My grandfather, Alfred Liguori, grew up in the Bronx during the Great Depression. Love abounded at home, but there was not much food to eat. He had a single threadbare sweater which he wore to school every day. When a kind teacher once offered to buy him a winter coat, he was too proud to accept. Instead he told her he had a jacket at home and just wasn’t using it because he wasn’t cold. Still, Alfred made it all the way through 8th grade before having to leave school to get a job to help the family survive.
Alfred’s dad, Raffaele, loved him dearly, recognized his intelligence, and wanted him to have opportunity. So when Raffaele found out that one of the customers in his barber shop was a brilliant man, he implored him to take Alfred on as an apprentice.

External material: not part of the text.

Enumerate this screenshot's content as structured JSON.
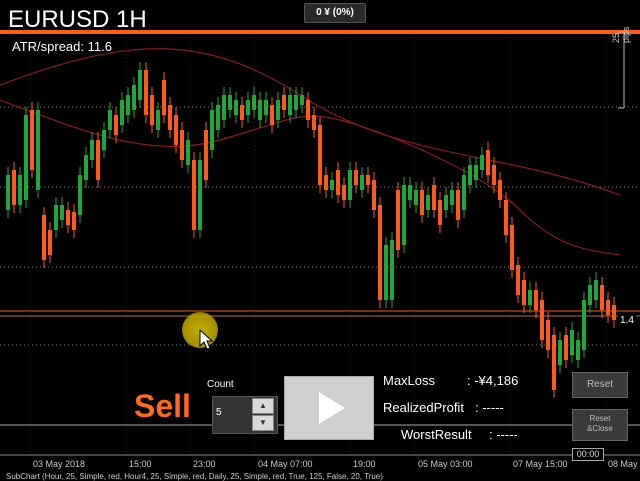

Mr. Adler, a machinist, was either convinced of Al’s potential or had compassion on a loving father. He took my grandpa in and began teaching him. He was more than a teacher though. He was a mentor. In order to give Alfred space to learn how to think creatively, Mr. Adler would ask Alfred how he would tackle a problem before revealing his own solution. He always talked him through the thinking process when tackling a project, and included him in the decision-making. Through that experience, my grandfather developed both critical thinking and marketable skills.
Having those competencies changed the trajectory of our family’s life. When World War II broke out, my grandfather was given a “2-B Deferment” meaning his skills were so valuable for war industries that he needed to stay home and build aircraft parts. Being a toolmaker then allowed Alfred to create a business after the war ended. That in turn gave him and his wife (who also had to leave school before completing high school) the means to educate their two sons.
And so, the kindness of one man created ripples that continue still.
I adore this important story in my family history because of the love of a father, the kindness of a stranger-turned-mentor, and the work ethic of my grandfather.
As I reflect on my gratitude for Mr. Adler, I think about a special person in my own life. Today my mentor, Walter Green’s, talk about the importance of gratitude was published on the TED website. His stirring exhortation is to let the people in our lives know the special impact they have had on us while we have the opportunity. I wish I could let Mr. Adler know what he did for us.
Do the people who have helped you become the person you are today know how important their influence has been? Is there someone who cared about you when it mattered, believed in you when you didn’t quite believe in yourself, or served as an example to you?
This might be a great time to let them know!
P.S. Watch Walter’s TED talk for inspiration!